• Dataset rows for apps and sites

[Start of Attachment]

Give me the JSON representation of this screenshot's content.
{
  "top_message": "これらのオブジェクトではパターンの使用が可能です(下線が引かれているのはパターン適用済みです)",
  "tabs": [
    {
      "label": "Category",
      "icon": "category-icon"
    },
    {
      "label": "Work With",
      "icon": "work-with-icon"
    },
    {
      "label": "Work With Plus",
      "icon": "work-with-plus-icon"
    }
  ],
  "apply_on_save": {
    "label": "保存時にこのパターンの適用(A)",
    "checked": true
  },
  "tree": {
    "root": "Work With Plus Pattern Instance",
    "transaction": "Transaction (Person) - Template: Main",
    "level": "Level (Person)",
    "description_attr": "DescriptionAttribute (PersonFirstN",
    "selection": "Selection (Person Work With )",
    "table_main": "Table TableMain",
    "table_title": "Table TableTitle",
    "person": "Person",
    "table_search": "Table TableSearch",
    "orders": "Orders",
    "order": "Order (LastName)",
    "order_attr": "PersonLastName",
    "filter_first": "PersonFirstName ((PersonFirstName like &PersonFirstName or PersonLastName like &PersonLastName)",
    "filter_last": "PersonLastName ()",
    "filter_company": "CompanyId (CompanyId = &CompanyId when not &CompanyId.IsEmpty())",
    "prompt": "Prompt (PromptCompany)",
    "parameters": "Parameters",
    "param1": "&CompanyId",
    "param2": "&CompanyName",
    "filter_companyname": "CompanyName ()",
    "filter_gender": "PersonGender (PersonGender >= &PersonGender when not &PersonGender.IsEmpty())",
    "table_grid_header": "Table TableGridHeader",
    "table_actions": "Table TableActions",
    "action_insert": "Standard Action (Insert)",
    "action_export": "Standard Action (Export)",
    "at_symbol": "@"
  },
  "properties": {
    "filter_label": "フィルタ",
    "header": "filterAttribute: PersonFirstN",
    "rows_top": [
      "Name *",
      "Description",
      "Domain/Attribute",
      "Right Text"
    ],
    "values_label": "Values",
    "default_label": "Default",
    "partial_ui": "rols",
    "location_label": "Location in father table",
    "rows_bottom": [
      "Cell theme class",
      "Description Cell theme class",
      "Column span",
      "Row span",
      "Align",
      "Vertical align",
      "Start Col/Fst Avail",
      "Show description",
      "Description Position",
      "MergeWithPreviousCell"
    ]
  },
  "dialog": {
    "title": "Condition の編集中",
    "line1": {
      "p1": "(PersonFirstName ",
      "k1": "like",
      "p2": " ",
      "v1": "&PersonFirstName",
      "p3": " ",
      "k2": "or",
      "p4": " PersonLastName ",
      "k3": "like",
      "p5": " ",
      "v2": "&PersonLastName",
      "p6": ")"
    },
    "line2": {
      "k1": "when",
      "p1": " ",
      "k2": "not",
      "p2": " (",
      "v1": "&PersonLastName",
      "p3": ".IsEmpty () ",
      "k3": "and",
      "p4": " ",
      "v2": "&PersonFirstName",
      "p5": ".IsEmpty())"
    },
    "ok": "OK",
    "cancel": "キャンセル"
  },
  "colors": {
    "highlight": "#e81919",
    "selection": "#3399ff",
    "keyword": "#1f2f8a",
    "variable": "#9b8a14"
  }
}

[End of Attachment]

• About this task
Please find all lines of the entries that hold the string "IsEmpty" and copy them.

• Your response
    "filter_company": "CompanyId (CompanyId = &CompanyId when not &CompanyId.IsEmpty())",
    "filter_gender": "PersonGender (PersonGender >= &PersonGender when not &PersonGender.IsEmpty())",
      "p3": ".IsEmpty () ",
      "p5": ".IsEmpty())"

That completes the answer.